High-resolution imaging, as provided by flat-panel-based volume computed tomography (fpVCT), could increase navigation accuracy and could therefore improve image-guided procedures or make novel navigated surgery concepts possible.
Intraoperative navigation is an accepted tool in head and neck surgery. However, its use is limited in the lateral cranial base because of its low surgical accuracy. Surgical accuracy is substantially influenced by the resolution of the underlying data set. The fpVCT offers a resolution of nearly two times higher than multislice computed tomography (MSCT). Target registration error (TRE), as a measurement for surgical navigation accuracy, should decrease when navigation is based on fpVCT data sets.
An acrylic glass phantom with 37 fiducial points was scanned in a current MSCT and in an experimental fpVCT. Both data sets were imported in an optical navigation system.
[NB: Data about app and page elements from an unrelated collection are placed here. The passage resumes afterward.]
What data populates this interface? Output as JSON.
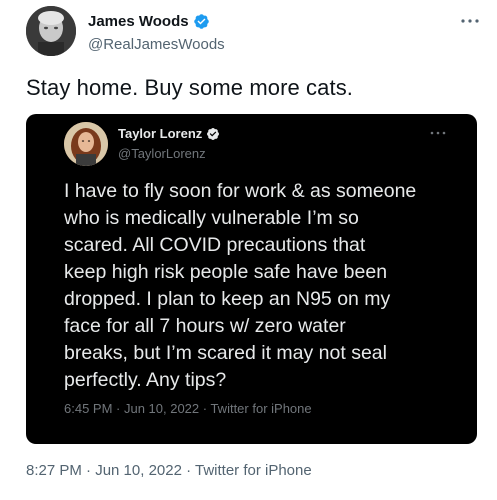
{
  "tweet": {
    "author": {
      "name": "James Woods",
      "handle": "@RealJamesWoods",
      "verified": true
    },
    "text": "Stay home. Buy some more cats.",
    "meta": {
      "time": "8:27 PM",
      "date": "Jun 10, 2022",
      "source": "Twitter for iPhone",
      "line": "8:27 PM · Jun 10, 2022 · Twitter for iPhone"
    }
  },
  "quoted_tweet": {
    "author": {
      "name": "Taylor Lorenz",
      "handle": "@TaylorLorenz",
      "verified": true
    },
    "text_lines": [
      "I have to fly soon for work & as someone",
      "who is medically vulnerable I’m so",
      "scared. All COVID precautions that",
      "keep high risk people safe have been",
      "dropped. I plan to keep an N95 on my",
      "face for all 7 hours w/ zero water",
      "breaks, but I’m scared it may not seal",
      "perfectly. Any tips?"
    ],
    "meta": {
      "line": "6:45 PM · Jun 10, 2022 · Twitter for iPhone"
    }
  },
  "colors": {
    "accent": "#1d9bf0",
    "text_primary": "#0f1419",
    "text_secondary": "#536471",
    "quote_bg": "#000000",
    "quote_text": "#e7e9ea",
    "quote_secondary": "#71767b"
  },
  "icons": {
    "verified": "verified-badge-icon",
    "more": "more-options-icon"
  }
}
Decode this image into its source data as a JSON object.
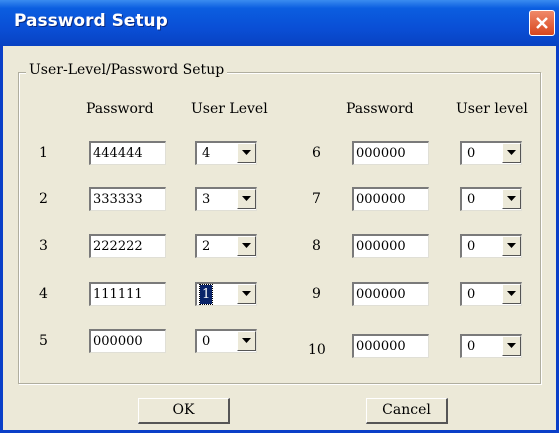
{
  "window": {
    "title": "Password Setup"
  },
  "group": {
    "label": "User-Level/Password Setup"
  },
  "headers": {
    "password_left": "Password",
    "level_left": "User Level",
    "password_right": "Password",
    "level_right": "User level"
  },
  "rows": [
    {
      "num": "1",
      "password": "444444",
      "level": "4"
    },
    {
      "num": "2",
      "password": "333333",
      "level": "3"
    },
    {
      "num": "3",
      "password": "222222",
      "level": "2"
    },
    {
      "num": "4",
      "password": "111111",
      "level": "1"
    },
    {
      "num": "5",
      "password": "000000",
      "level": "0"
    },
    {
      "num": "6",
      "password": "000000",
      "level": "0"
    },
    {
      "num": "7",
      "password": "000000",
      "level": "0"
    },
    {
      "num": "8",
      "password": "000000",
      "level": "0"
    },
    {
      "num": "9",
      "password": "000000",
      "level": "0"
    },
    {
      "num": "10",
      "password": "000000",
      "level": "0"
    }
  ],
  "buttons": {
    "ok": "OK",
    "cancel": "Cancel"
  },
  "colors": {
    "titlebar": "#0a4fd6",
    "face": "#ece9d8",
    "selection": "#0a246a",
    "close": "#d8461e"
  }
}
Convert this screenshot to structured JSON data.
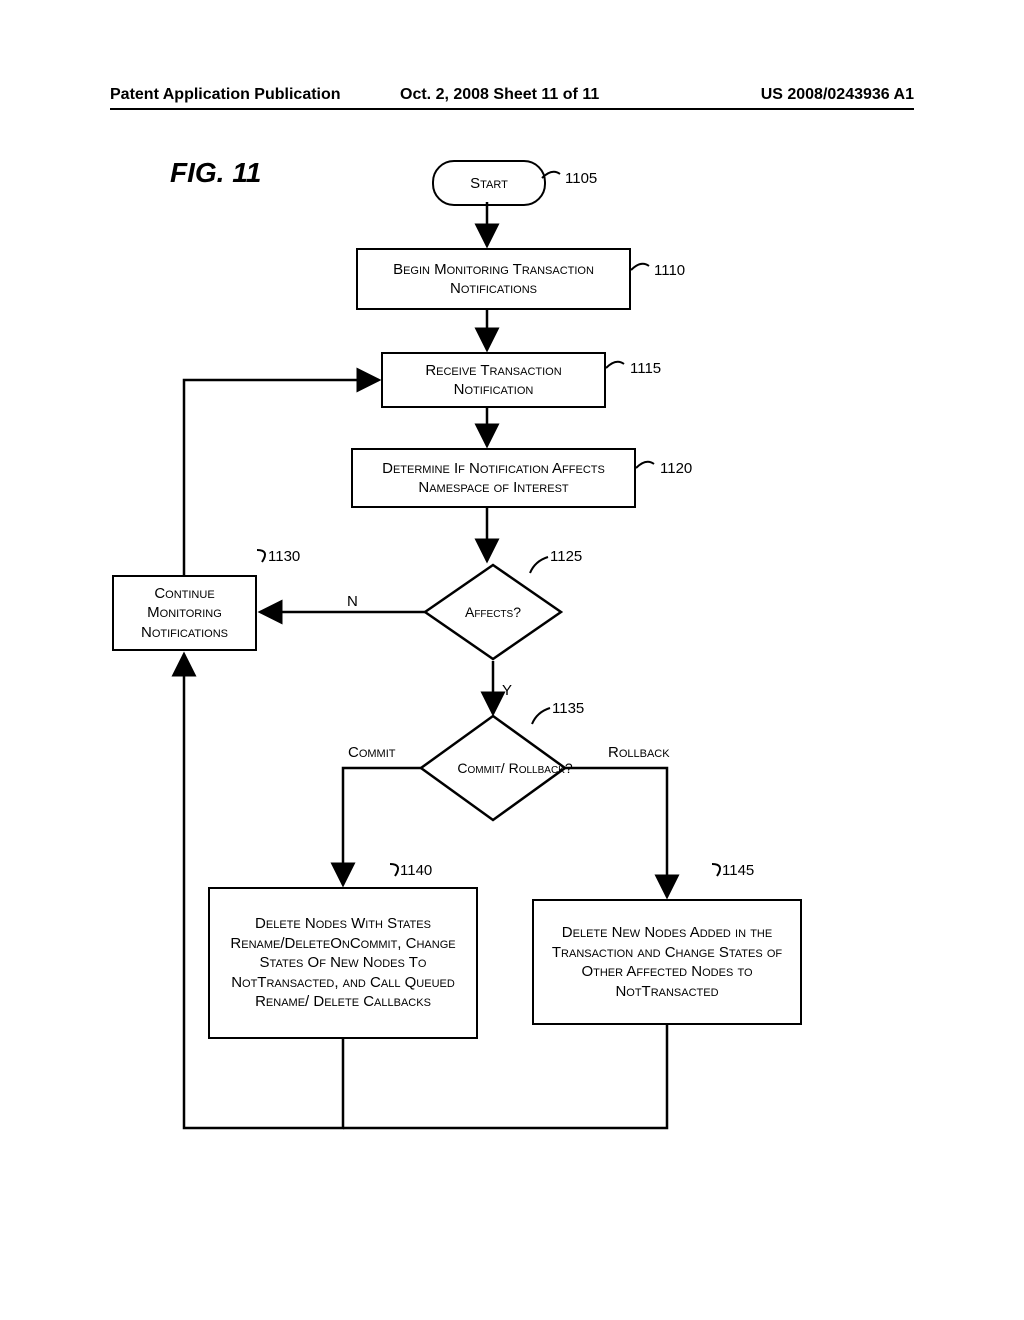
{
  "header": {
    "left": "Patent Application Publication",
    "mid": "Oct. 2, 2008  Sheet 11 of 11",
    "right": "US 2008/0243936 A1"
  },
  "figure_label": "FIG. 11",
  "nodes": {
    "start": {
      "text": "Start",
      "ref": "1105"
    },
    "begin": {
      "text": "Begin Monitoring Transaction Notifications",
      "ref": "1110"
    },
    "receive": {
      "text": "Receive Transaction Notification",
      "ref": "1115"
    },
    "determine": {
      "text": "Determine If Notification Affects Namespace of Interest",
      "ref": "1120"
    },
    "affects": {
      "text": "Affects?",
      "ref": "1125"
    },
    "continue": {
      "text": "Continue Monitoring Notifications",
      "ref": "1130"
    },
    "commitdec": {
      "text": "Commit/ Rollback?",
      "ref": "1135"
    },
    "commitbox": {
      "text": "Delete Nodes With States Rename/DeleteOnCommit, Change States Of New Nodes To NotTransacted, and Call Queued Rename/ Delete Callbacks",
      "ref": "1140"
    },
    "rollbackbox": {
      "text": "Delete New Nodes Added in the Transaction and Change States of Other Affected Nodes to NotTransacted",
      "ref": "1145"
    }
  },
  "edge_labels": {
    "affects_no": "N",
    "affects_yes": "Y",
    "commit": "Commit",
    "rollback": "Rollback"
  },
  "chart_data": {
    "type": "flowchart",
    "title": "FIG. 11",
    "nodes": [
      {
        "id": "1105",
        "type": "terminal",
        "label": "Start"
      },
      {
        "id": "1110",
        "type": "process",
        "label": "Begin Monitoring Transaction Notifications"
      },
      {
        "id": "1115",
        "type": "process",
        "label": "Receive Transaction Notification"
      },
      {
        "id": "1120",
        "type": "process",
        "label": "Determine If Notification Affects Namespace of Interest"
      },
      {
        "id": "1125",
        "type": "decision",
        "label": "Affects?"
      },
      {
        "id": "1130",
        "type": "process",
        "label": "Continue Monitoring Notifications"
      },
      {
        "id": "1135",
        "type": "decision",
        "label": "Commit / Rollback?"
      },
      {
        "id": "1140",
        "type": "process",
        "label": "Delete Nodes With States Rename/DeleteOnCommit, Change States Of New Nodes To NotTransacted, and Call Queued Rename/Delete Callbacks"
      },
      {
        "id": "1145",
        "type": "process",
        "label": "Delete New Nodes Added in the Transaction and Change States of Other Affected Nodes to NotTransacted"
      }
    ],
    "edges": [
      {
        "from": "1105",
        "to": "1110"
      },
      {
        "from": "1110",
        "to": "1115"
      },
      {
        "from": "1115",
        "to": "1120"
      },
      {
        "from": "1120",
        "to": "1125"
      },
      {
        "from": "1125",
        "to": "1130",
        "label": "N"
      },
      {
        "from": "1125",
        "to": "1135",
        "label": "Y"
      },
      {
        "from": "1135",
        "to": "1140",
        "label": "Commit"
      },
      {
        "from": "1135",
        "to": "1145",
        "label": "Rollback"
      },
      {
        "from": "1130",
        "to": "1115"
      },
      {
        "from": "1140",
        "to": "1130"
      },
      {
        "from": "1145",
        "to": "1130"
      }
    ]
  }
}
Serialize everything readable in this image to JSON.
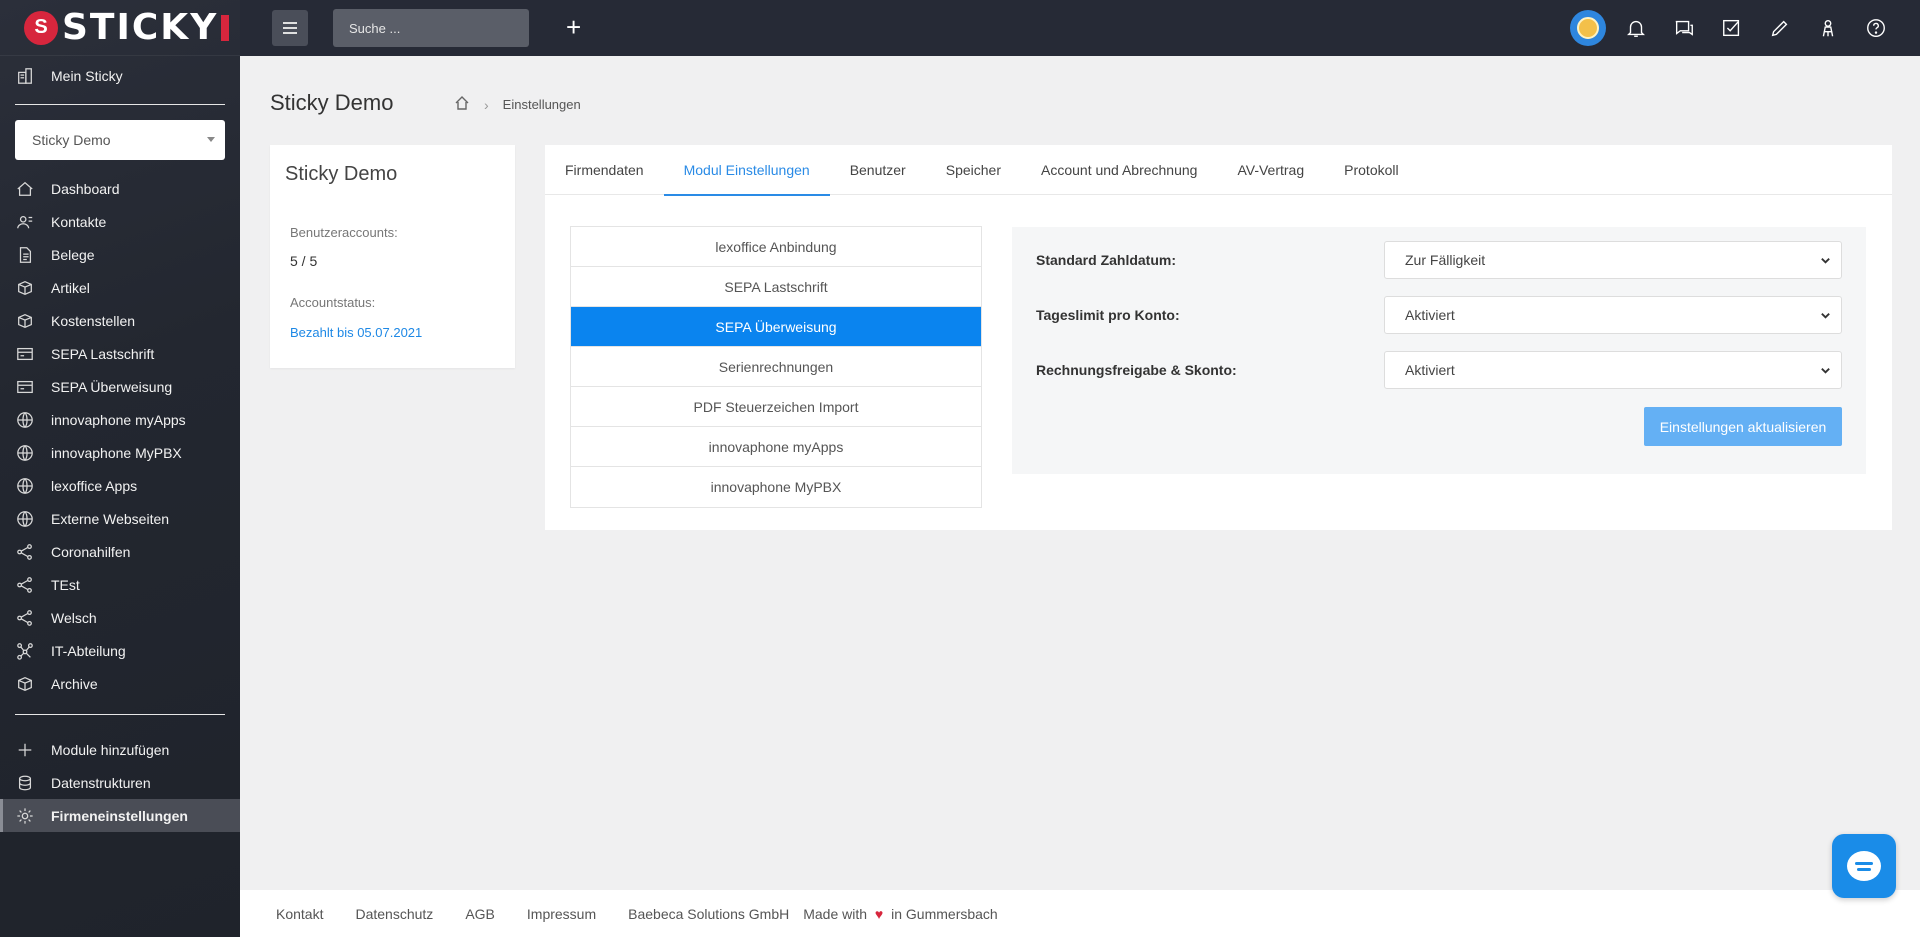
{
  "app": {
    "logo_text": "STICKY"
  },
  "sidebar": {
    "top_item": "Mein Sticky",
    "company_select": "Sticky Demo",
    "items": [
      {
        "label": "Dashboard",
        "icon": "home-icon"
      },
      {
        "label": "Kontakte",
        "icon": "contacts-icon"
      },
      {
        "label": "Belege",
        "icon": "document-icon"
      },
      {
        "label": "Artikel",
        "icon": "box-icon"
      },
      {
        "label": "Kostenstellen",
        "icon": "box-icon"
      },
      {
        "label": "SEPA Lastschrift",
        "icon": "card-icon"
      },
      {
        "label": "SEPA Überweisung",
        "icon": "card-icon"
      },
      {
        "label": "innovaphone myApps",
        "icon": "globe-icon"
      },
      {
        "label": "innovaphone MyPBX",
        "icon": "globe-icon"
      },
      {
        "label": "lexoffice Apps",
        "icon": "globe-icon"
      },
      {
        "label": "Externe Webseiten",
        "icon": "globe-icon"
      },
      {
        "label": "Coronahilfen",
        "icon": "share-icon"
      },
      {
        "label": "TEst",
        "icon": "share-icon"
      },
      {
        "label": "Welsch",
        "icon": "share-icon"
      },
      {
        "label": "IT-Abteilung",
        "icon": "network-icon"
      },
      {
        "label": "Archive",
        "icon": "box-icon"
      }
    ],
    "bottom_items": [
      {
        "label": "Module hinzufügen",
        "icon": "plus-icon"
      },
      {
        "label": "Datenstrukturen",
        "icon": "database-icon"
      },
      {
        "label": "Firmeneinstellungen",
        "icon": "gear-icon"
      }
    ]
  },
  "topbar": {
    "search_placeholder": "Suche ...",
    "plus": "+"
  },
  "page": {
    "title": "Sticky Demo",
    "breadcrumb": "Einstellungen"
  },
  "info_card": {
    "title": "Sticky Demo",
    "accounts_label": "Benutzeraccounts:",
    "accounts_value": "5 / 5",
    "status_label": "Accountstatus:",
    "status_value": "Bezahlt bis 05.07.2021"
  },
  "tabs": [
    "Firmendaten",
    "Modul Einstellungen",
    "Benutzer",
    "Speicher",
    "Account und Abrechnung",
    "AV-Vertrag",
    "Protokoll"
  ],
  "modules": [
    "lexoffice Anbindung",
    "SEPA Lastschrift",
    "SEPA Überweisung",
    "Serienrechnungen",
    "PDF Steuerzeichen Import",
    "innovaphone myApps",
    "innovaphone MyPBX"
  ],
  "settings": {
    "rows": [
      {
        "label": "Standard Zahldatum:",
        "value": "Zur Fälligkeit"
      },
      {
        "label": "Tageslimit pro Konto:",
        "value": "Aktiviert"
      },
      {
        "label": "Rechnungsfreigabe & Skonto:",
        "value": "Aktiviert"
      }
    ],
    "update_button": "Einstellungen aktualisieren"
  },
  "footer": {
    "links": [
      "Kontakt",
      "Datenschutz",
      "AGB",
      "Impressum",
      "Baebeca Solutions GmbH"
    ],
    "made_prefix": "Made with",
    "heart": "♥",
    "made_suffix": "in Gummersbach"
  },
  "colors": {
    "accent": "#0a84ef",
    "sidebar_bg": "#262a36",
    "brand_red": "#d7263d"
  }
}
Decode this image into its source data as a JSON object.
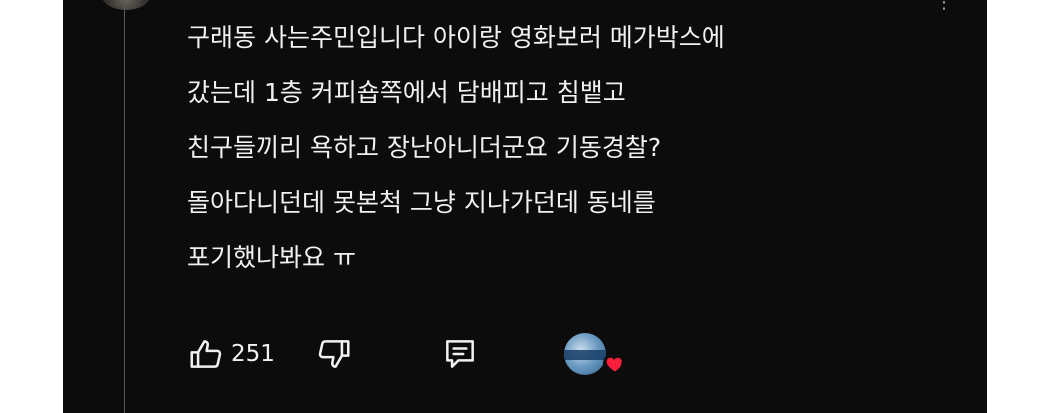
{
  "comment": {
    "lines": [
      "구래동 사는주민입니다 아이랑 영화보러 메가박스에",
      "갔는데 1층 커피숍쪽에서 담배피고 침뱉고",
      "친구들끼리 욕하고 장난아니더군요 기동경찰?",
      "돌아다니던데 못본척 그냥 지나가던데 동네를",
      "포기했나봐요 ㅠ"
    ]
  },
  "actions": {
    "like_count": "251"
  },
  "icons": {
    "like": "thumbs-up-icon",
    "dislike": "thumbs-down-icon",
    "reply": "comment-icon",
    "creator_heart": "heart-icon"
  },
  "colors": {
    "background": "#0c0c0c",
    "text": "#f1f1f1",
    "heart": "#ff1f3d"
  }
}
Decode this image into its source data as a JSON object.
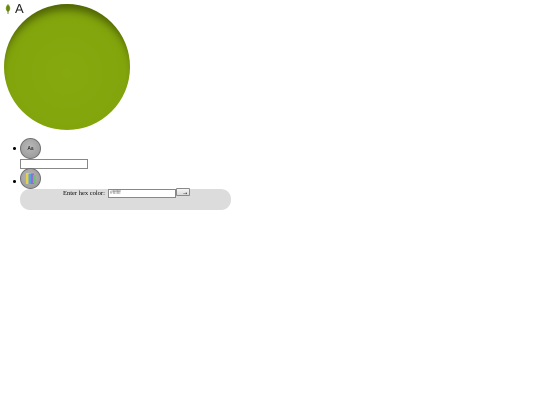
{
  "header": {
    "icon": "leaf-icon",
    "letter": "A"
  },
  "preview": {
    "color": "#82a40c"
  },
  "tools": {
    "font_button": {
      "icon": "font-icon",
      "label": "Aa"
    },
    "font_input": {
      "value": ""
    },
    "color_button": {
      "icon": "color-swatches-icon"
    },
    "hex": {
      "label": "Enter hex color:",
      "placeholder": "#ffffff",
      "submit_icon": "arrow-right-icon",
      "submit_label": "→"
    }
  },
  "colors": {
    "preview": "#82a40c",
    "panel": "#dcdcdc",
    "button": "#9f9f9f"
  }
}
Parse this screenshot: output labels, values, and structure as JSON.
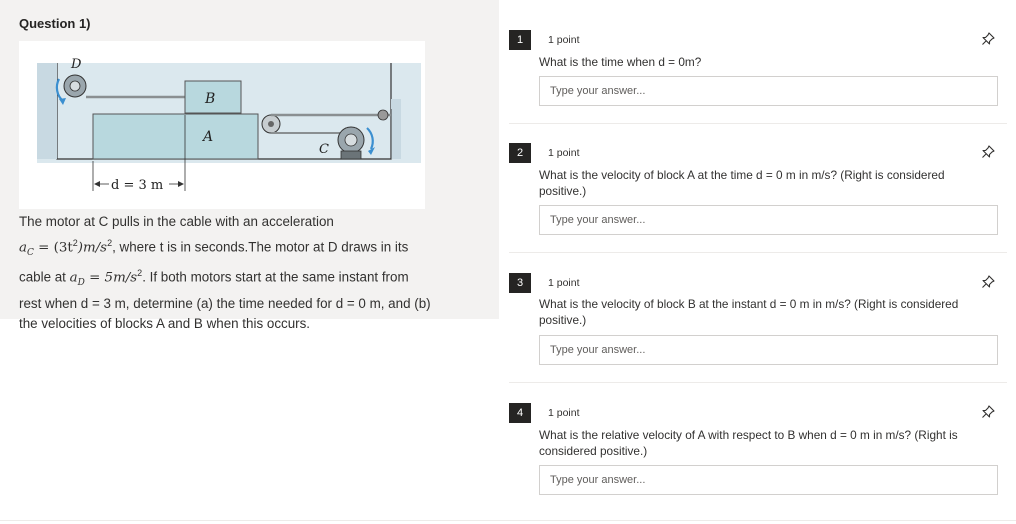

Five fiducial points were used for registration, and seven points were used for measuring TRE. The distance between the indicated pointer tip and the corresponding fiducial point in data set was measured as TRE. Registration and TRE measurement were repeated five times for each computed tomographic data set. Average TREs were calculated, and results were compared using t-test.
The average TRE using MSCT (0.82 mm [standard deviation, 0.35 mm]) was significantly higher than that using fpVCT (0.46 mm [standard deviation, 0.22 mm]) (p < 0.01).
Submillimeter surgical navigation accuracy is possible using high-resolution fpVCT. This could be highly beneficial in cranial base surgery navigation.